Depending on which tees you play, this can either be a very fun, leisurely little “challenge” round with your buddies, or it can be a stern test of every one of your golf skills. I played the orange tees, which had a great mix of hole lengths ranging from 108 up to 185 yards. Most are in the 140-160 range, though. If you want to beef up the challenge, you can play the back purple tees. 138 yards is the shortest distance here with several holes playing at over 200, including the tough 9th, which is 250 over a ravine/creek. There are also white and teal tees forward for those just wanting to fire at the pins.
There are a couple holes that have you hitting directly over the lake, which is fun and intimidating. Several others play right along the water’s edge. I found myself a little underwhelmed early on, but things really kick into gear on the 8th, which is the first (and best) one playing directly over the water. After that, you have an excellent stretch that lasts up until the last couple of holes as you head back toward the clubhouse.
Whatever your excuse to play the Short course, it’s well worth the visit. It’s regarded as one of the best par-3 tracks in the country and I can understand why. Some people might not be able to take par-3 courses seriously, but they’d be missing out on this one.
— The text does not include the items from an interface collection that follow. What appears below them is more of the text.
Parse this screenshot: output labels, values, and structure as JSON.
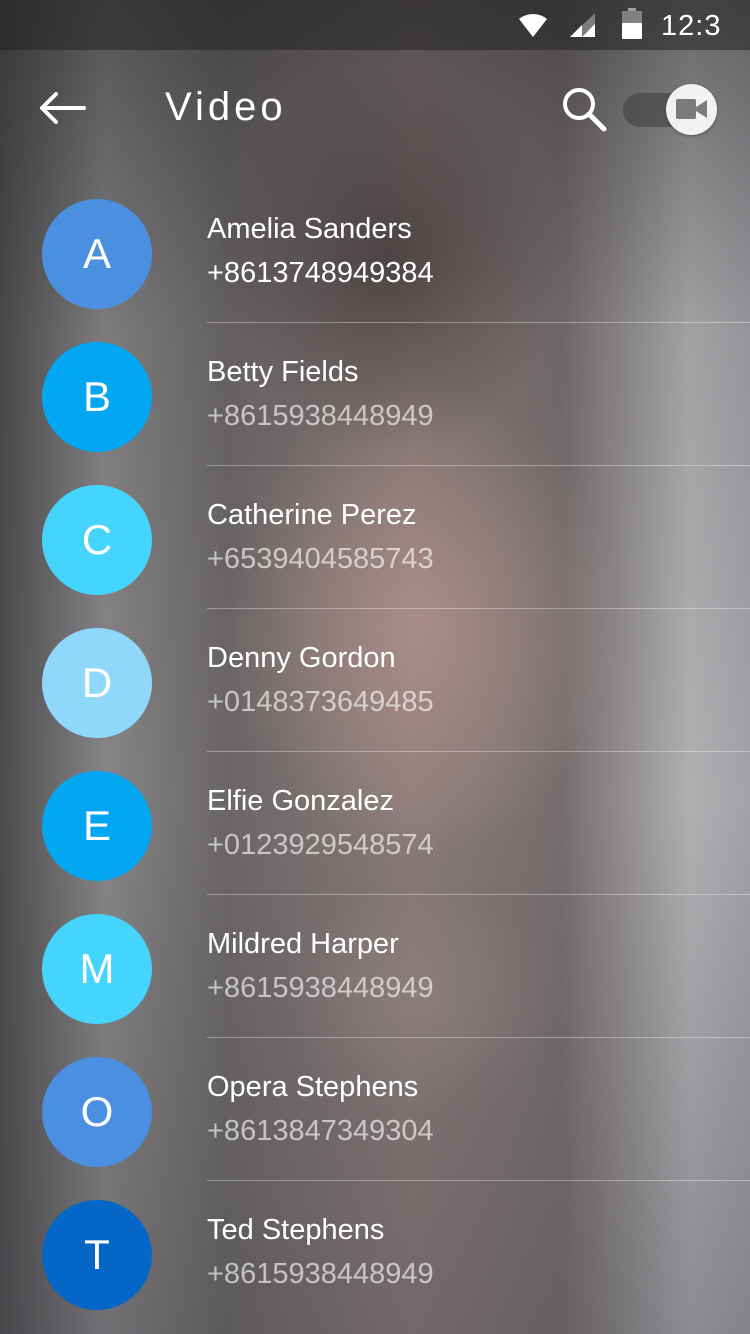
{
  "status_bar": {
    "time": "12:3",
    "icons": [
      "wifi-icon",
      "cell-signal-icon",
      "battery-icon"
    ]
  },
  "app_bar": {
    "title": "Video",
    "back_icon": "arrow-left-icon",
    "search_icon": "search-icon",
    "toggle_icon": "video-camera-icon",
    "video_toggle_on": true
  },
  "contacts": [
    {
      "initial": "A",
      "name": "Amelia Sanders",
      "phone": "+8613748949384",
      "color": "#4a8fe0"
    },
    {
      "initial": "B",
      "name": "Betty Fields",
      "phone": "+8615938448949",
      "color": "#03a6f0"
    },
    {
      "initial": "C",
      "name": "Catherine Perez",
      "phone": "+6539404585743",
      "color": "#45d4fb"
    },
    {
      "initial": "D",
      "name": "Denny Gordon",
      "phone": "+0148373649485",
      "color": "#8fd8fb"
    },
    {
      "initial": "E",
      "name": "Elfie Gonzalez",
      "phone": "+0123929548574",
      "color": "#03a6f0"
    },
    {
      "initial": "M",
      "name": "Mildred Harper",
      "phone": "+8615938448949",
      "color": "#45d4fb"
    },
    {
      "initial": "O",
      "name": "Opera Stephens",
      "phone": "+8613847349304",
      "color": "#4a8fe0"
    },
    {
      "initial": "T",
      "name": "Ted Stephens",
      "phone": "+8615938448949",
      "color": "#0467c7"
    }
  ],
  "colors": {
    "divider": "#ffffff",
    "text_primary": "#ffffff"
  }
}
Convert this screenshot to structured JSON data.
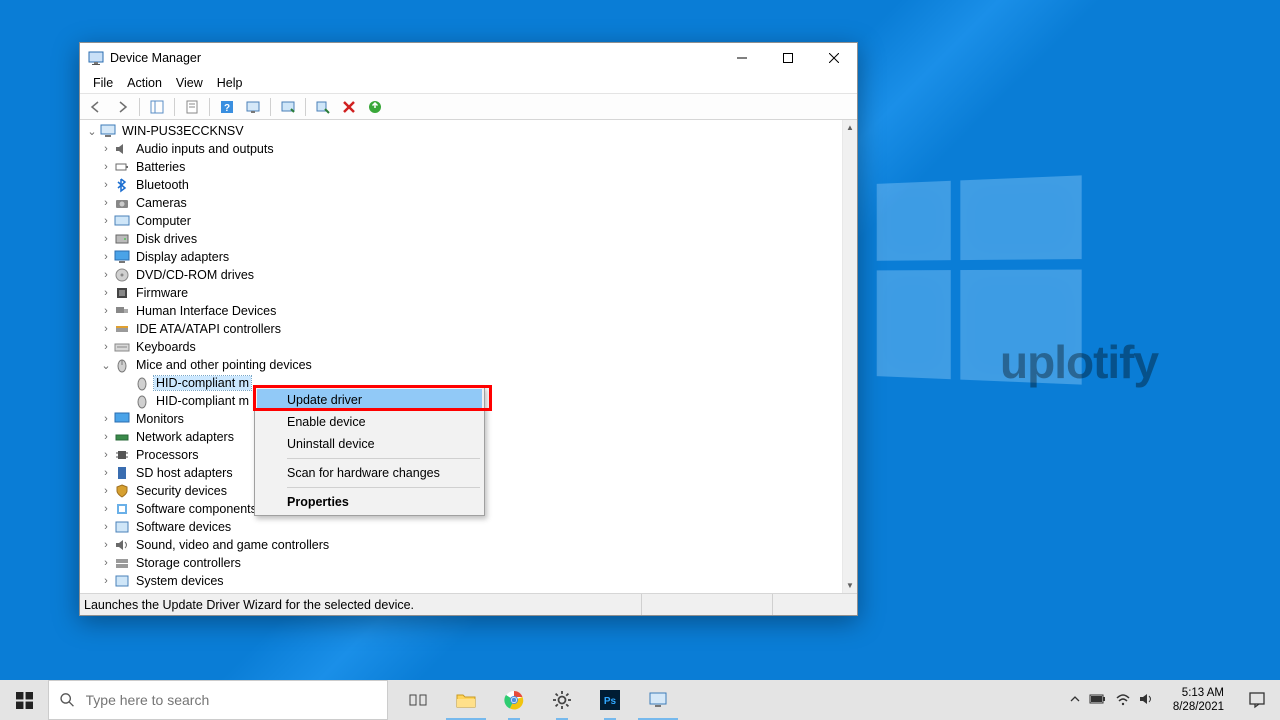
{
  "window": {
    "title": "Device Manager",
    "status": "Launches the Update Driver Wizard for the selected device."
  },
  "menus": {
    "file": "File",
    "action": "Action",
    "view": "View",
    "help": "Help"
  },
  "tree": {
    "root": "WIN-PUS3ECCKNSV",
    "n0": "Audio inputs and outputs",
    "n1": "Batteries",
    "n2": "Bluetooth",
    "n3": "Cameras",
    "n4": "Computer",
    "n5": "Disk drives",
    "n6": "Display adapters",
    "n7": "DVD/CD-ROM drives",
    "n8": "Firmware",
    "n9": "Human Interface Devices",
    "n10": "IDE ATA/ATAPI controllers",
    "n11": "Keyboards",
    "n12": "Mice and other pointing devices",
    "n12a": "HID-compliant m",
    "n12b": "HID-compliant m",
    "n13": "Monitors",
    "n14": "Network adapters",
    "n15": "Processors",
    "n16": "SD host adapters",
    "n17": "Security devices",
    "n18": "Software components",
    "n19": "Software devices",
    "n20": "Sound, video and game controllers",
    "n21": "Storage controllers",
    "n22": "System devices"
  },
  "context_menu": {
    "update": "Update driver",
    "enable": "Enable device",
    "uninstall": "Uninstall device",
    "scan": "Scan for hardware changes",
    "properties": "Properties"
  },
  "watermark": "uplotify",
  "taskbar": {
    "search_placeholder": "Type here to search",
    "time": "5:13 AM",
    "date": "8/28/2021"
  }
}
It’s not quite as nicely maintained as the big courses here, but still very nice by any standards.
Some pictures from Grand National (Short) (4/29/14):
This ungrateful little guy was not happy when I moved him off the middle of the cart path:
Day 4: Capitol Hill (Legislator and Senator) [Alabama]
Day 6: Magnolia Grove (Crossings, Falls & Short) [Alabama]